This album differs from many recordings of the time because it is only reproducible by playing the recording. Thus the performance is the recording. Subotnick describes making the album in relation to a sculptor’s work, “sculpting with sounds” instead of stone or clay. The expansive options of creating sounds with the Buchla opened up the possibilities for Silver Apples because of the nature of the technology. The album brought the “studio to the stage,” shedding light on the behind-the-scenes aspect of music production, and branching off from traditional musical performance.

Performances and Legacy of Silver Apples of the Moon

Silver Apples of the Moon was played alongside live artistic performances, or moving pictures – something that Subotnick had been a part of with the San Francisco Tape Music Center. It has been interpreted with live painting, dance, and video art.

Ballet Rambert dancing to Silver Apples of the Moon. http://www.mortonsubotnick.com/gallery.html

Ballet Rambert dancing to Silver Apples of the Moon. http://www.mortonsubotnick.com/gallery.html

Subotnick has also performed the album on the stage, using a synthesizer to recreate the music. He notes that its always a slightly different piece with each performance.

Video of Morton Subotnick demonstrating the synthesizer he worked with.

Video of Morton Subotnick performing an excerpt of his piece on stage.

The influence of this album has sparked new musical genres like techno, dance music, and other electronic styles, with Subotnick being called the Founding Father of Electronica. Subotnick only expected a sale of 200 albums, but was astonished at its great success, selling 10,000 copies in the first year alone.

In 2009, Silver Apples of the Moon was entered into the National Recording Registry at the Library of Congress, one of only about 300 albums. It is a work recognized on the national level for its technological and musical innovation, and has made an irreversible impression on each field.

Recent Work

Currently, Morton Subotnick participates in tours, workshops, and is creating technology and programs for children.
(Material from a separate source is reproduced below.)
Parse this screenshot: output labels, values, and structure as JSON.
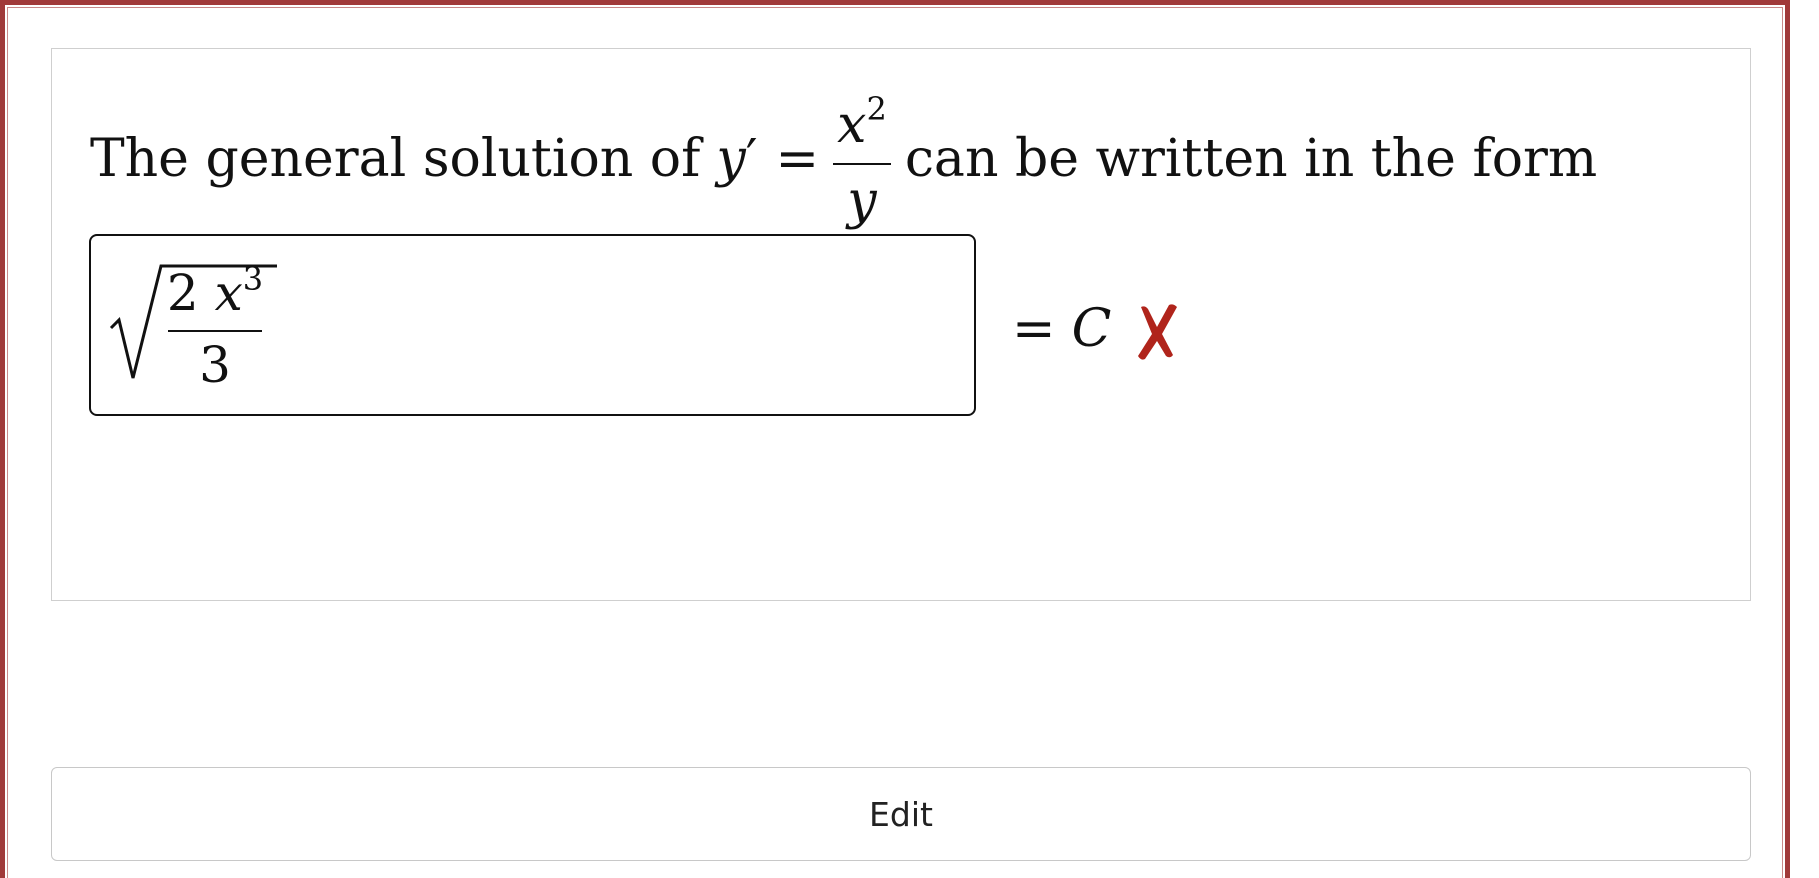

His influence is still widely recognized today, especially in his focus to enable younger generations. He has created CD ROMS, and more recently an iPad app called Pitch Painter.
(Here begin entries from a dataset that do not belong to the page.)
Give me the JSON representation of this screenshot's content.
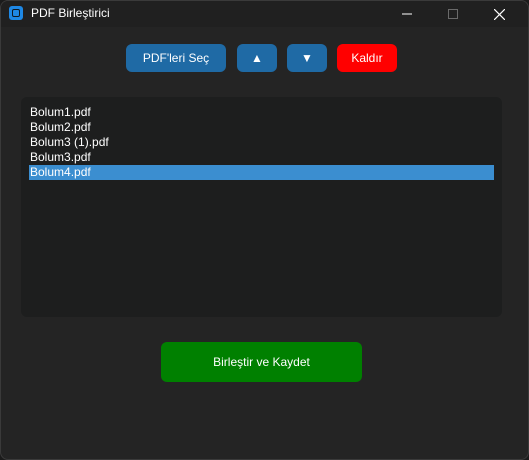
{
  "window": {
    "title": "PDF Birleştirici"
  },
  "toolbar": {
    "select_label": "PDF'leri Seç",
    "up_label": "▲",
    "down_label": "▼",
    "remove_label": "Kaldır"
  },
  "file_list": {
    "items": [
      "Bolum1.pdf",
      "Bolum2.pdf",
      "Bolum3 (1).pdf",
      "Bolum3.pdf",
      "Bolum4.pdf"
    ],
    "selected_index": 4
  },
  "merge": {
    "label": "Birleştir ve Kaydet"
  },
  "colors": {
    "accent": "#1f6aa5",
    "danger": "#ff0000",
    "success": "#008000",
    "selection": "#3b8ed0"
  }
}
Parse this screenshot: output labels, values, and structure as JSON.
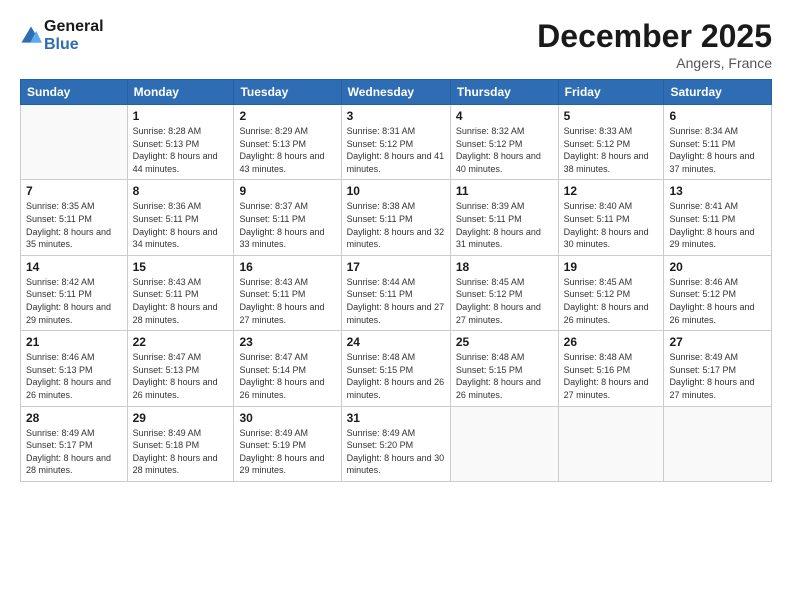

Recent video of Morton Subotnick demonstrating a modern Buchla synthesizer.

He is best known for Silver Apples of the Moon, but has also composed pieces for classical instruments and synthesizers or computers. Though his work is not embraced by all as music, his influence cannot be overlooked.

Bibliography

“About Morton Subotnick.” mortonsubotnick.com. Web. 29 March 2016.

“Buchla 100 Modular Synthesizer.” Synthmuseum.com. Web. 29 March 2016.

“Buchla 200 Series.” Vintage Synth Explorer. n.p. n.d. Web. 29 March 2016.

Hickling, Alfred. “Morton Subotnick’s Silver Apples of the Moon: ‘It blew my mind!'” Adelaide Festival 2014. Guardian News. Web. 28 March 2016.

“Meet the ‘founding father’ of electronica.” BBC News Magazine. 20 February 2016. Web. 28 March 2016.

Morrison, Michael. “Morton Subotnick: Silver Apples of the Moon – Description.” All Music, AllMusic. Web. 28 March 2016.

Rosenbloom, Etan. “Morton Subotnick on the Creation and Legacy of Silver Apples of the Moon.” We Create Music Blog, ASCAP. 21 April 2011. Web. 27 March 2016.

“San Francisco Tape Center.” Shaping San Francisco’s Digital Archive, foundSF. Web. 28 March 2016.

Subotnick, Morton. Interviewed by Peter Shea. Electronic Music Interviews. University of Minnesota Institute for Advanced Study, 2007. Web. 28 March 2016.

Subotnick, Morton. Interviewed by Woody Vasulka, Steina Vasulka, and David Dunn. Vasulka.org. The Vasulka’s Inc. 25 February 1992. Web. 28 March 2016.

“The History of Buchla.” Buchla Electronic Musical Instruments, Trick Digital. n.d. Web. 28 March 2016.

The Seth Man. “Morton Subotnick – Silver Apples of the Moon.” Head Heritage, Head Heritage Ltd. February 2005. Web. 28 March 2016.